The idea behind Claire Henderson Davis’s performance piece is fascinating. Re-interpreting the story of the Passion using music, dance and Malcolm Guite’s sonnets, Passion is performed in three different areas of St Mary’s Cathedral, the audience following the performers in a kind of procession.
A liturgical event, Passion charges no entry fee, and buckets at the end are proffered gently rather than insistently. In theory, it is the perfect antidote to a comedy-saturated Fringe. However in practice, Passion is overly self-conscious, containing several jarring elements.
The performance is structured around Guite’s poems, read by the poet himself. Their relation to the choreography is sometimes unclear, and some contemporary references—for example, ‘ground zero’—appear contrived. Saxophone and oboe echo beautifully within the space, but an amplified guitar seems like a misguided attempt to establish the contemporary credentials of the piece. Similarly, while it is understandable that a re-interpretation is keen to avoid the nativity-style costumes of old, the outfits are so strange as to be genuinely distracting: a shiny business suit; a sequin-hemmed dress paired with wellington boots.
What can be praised is the innovative staging; the movement between locations, led by several performers who sit amongst the audience, creates a reverential atmosphere. The Cathedral setting, stunning and sombre, is perfect, and a silent ending is a high point, conveying yet denying closure. The choreography has nice moments of stillness, though a scene with nudity seems designed only for shock value, as does a kiss between the dancers.

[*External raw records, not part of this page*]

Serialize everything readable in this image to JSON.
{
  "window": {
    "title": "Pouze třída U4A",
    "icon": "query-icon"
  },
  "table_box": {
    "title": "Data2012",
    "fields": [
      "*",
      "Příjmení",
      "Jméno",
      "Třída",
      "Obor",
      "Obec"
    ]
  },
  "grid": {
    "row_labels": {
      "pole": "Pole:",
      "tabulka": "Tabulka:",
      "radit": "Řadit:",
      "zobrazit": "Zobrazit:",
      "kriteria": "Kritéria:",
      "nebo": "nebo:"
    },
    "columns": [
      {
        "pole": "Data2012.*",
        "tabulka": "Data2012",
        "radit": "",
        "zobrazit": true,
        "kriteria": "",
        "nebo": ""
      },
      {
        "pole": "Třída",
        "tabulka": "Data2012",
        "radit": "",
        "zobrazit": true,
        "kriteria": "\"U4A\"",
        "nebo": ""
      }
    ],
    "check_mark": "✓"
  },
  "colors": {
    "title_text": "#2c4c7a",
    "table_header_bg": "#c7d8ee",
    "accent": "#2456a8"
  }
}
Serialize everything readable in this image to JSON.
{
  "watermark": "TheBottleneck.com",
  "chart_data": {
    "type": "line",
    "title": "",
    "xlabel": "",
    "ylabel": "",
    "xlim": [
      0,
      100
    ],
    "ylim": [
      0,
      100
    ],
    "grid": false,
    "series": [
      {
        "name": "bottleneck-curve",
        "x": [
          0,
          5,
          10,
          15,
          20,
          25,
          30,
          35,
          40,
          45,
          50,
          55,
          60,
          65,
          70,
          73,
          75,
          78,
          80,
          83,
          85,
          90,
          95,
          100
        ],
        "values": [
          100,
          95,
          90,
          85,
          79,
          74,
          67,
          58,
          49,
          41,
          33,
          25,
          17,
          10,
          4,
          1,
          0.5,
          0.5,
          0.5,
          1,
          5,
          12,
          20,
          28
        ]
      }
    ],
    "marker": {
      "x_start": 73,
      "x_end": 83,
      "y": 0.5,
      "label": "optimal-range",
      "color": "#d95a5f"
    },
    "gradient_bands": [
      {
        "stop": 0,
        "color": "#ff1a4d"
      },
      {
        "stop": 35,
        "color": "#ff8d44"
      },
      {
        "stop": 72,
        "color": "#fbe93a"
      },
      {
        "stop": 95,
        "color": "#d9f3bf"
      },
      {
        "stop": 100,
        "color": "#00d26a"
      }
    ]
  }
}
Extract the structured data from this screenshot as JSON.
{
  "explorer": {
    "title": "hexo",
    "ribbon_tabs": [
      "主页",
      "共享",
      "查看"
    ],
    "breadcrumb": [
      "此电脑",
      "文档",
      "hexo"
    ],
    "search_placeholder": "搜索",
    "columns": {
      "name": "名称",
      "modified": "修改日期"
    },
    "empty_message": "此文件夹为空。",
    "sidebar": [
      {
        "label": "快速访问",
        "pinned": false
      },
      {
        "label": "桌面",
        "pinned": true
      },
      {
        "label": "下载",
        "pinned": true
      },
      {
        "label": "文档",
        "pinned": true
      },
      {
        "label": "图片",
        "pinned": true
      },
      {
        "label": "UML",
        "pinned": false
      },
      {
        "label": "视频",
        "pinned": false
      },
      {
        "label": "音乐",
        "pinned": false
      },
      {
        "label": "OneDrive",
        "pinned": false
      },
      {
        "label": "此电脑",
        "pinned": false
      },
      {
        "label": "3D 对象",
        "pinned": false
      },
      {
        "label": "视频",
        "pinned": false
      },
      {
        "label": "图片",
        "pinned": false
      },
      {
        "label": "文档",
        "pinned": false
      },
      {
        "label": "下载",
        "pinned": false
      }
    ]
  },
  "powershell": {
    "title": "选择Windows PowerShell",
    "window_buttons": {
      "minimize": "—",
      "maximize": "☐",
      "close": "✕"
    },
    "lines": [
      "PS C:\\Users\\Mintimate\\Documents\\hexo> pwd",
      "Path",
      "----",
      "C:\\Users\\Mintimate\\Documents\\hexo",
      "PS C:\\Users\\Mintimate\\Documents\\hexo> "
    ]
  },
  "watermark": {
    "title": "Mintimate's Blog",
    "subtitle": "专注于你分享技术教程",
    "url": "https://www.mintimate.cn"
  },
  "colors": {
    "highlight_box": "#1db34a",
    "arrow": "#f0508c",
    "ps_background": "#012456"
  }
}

To criticise Passion as a performance piece, is not to deny its potential religious impact; a few members of the audience appear very moved. However, the promise suggested by Passion’s premise remains unrealised.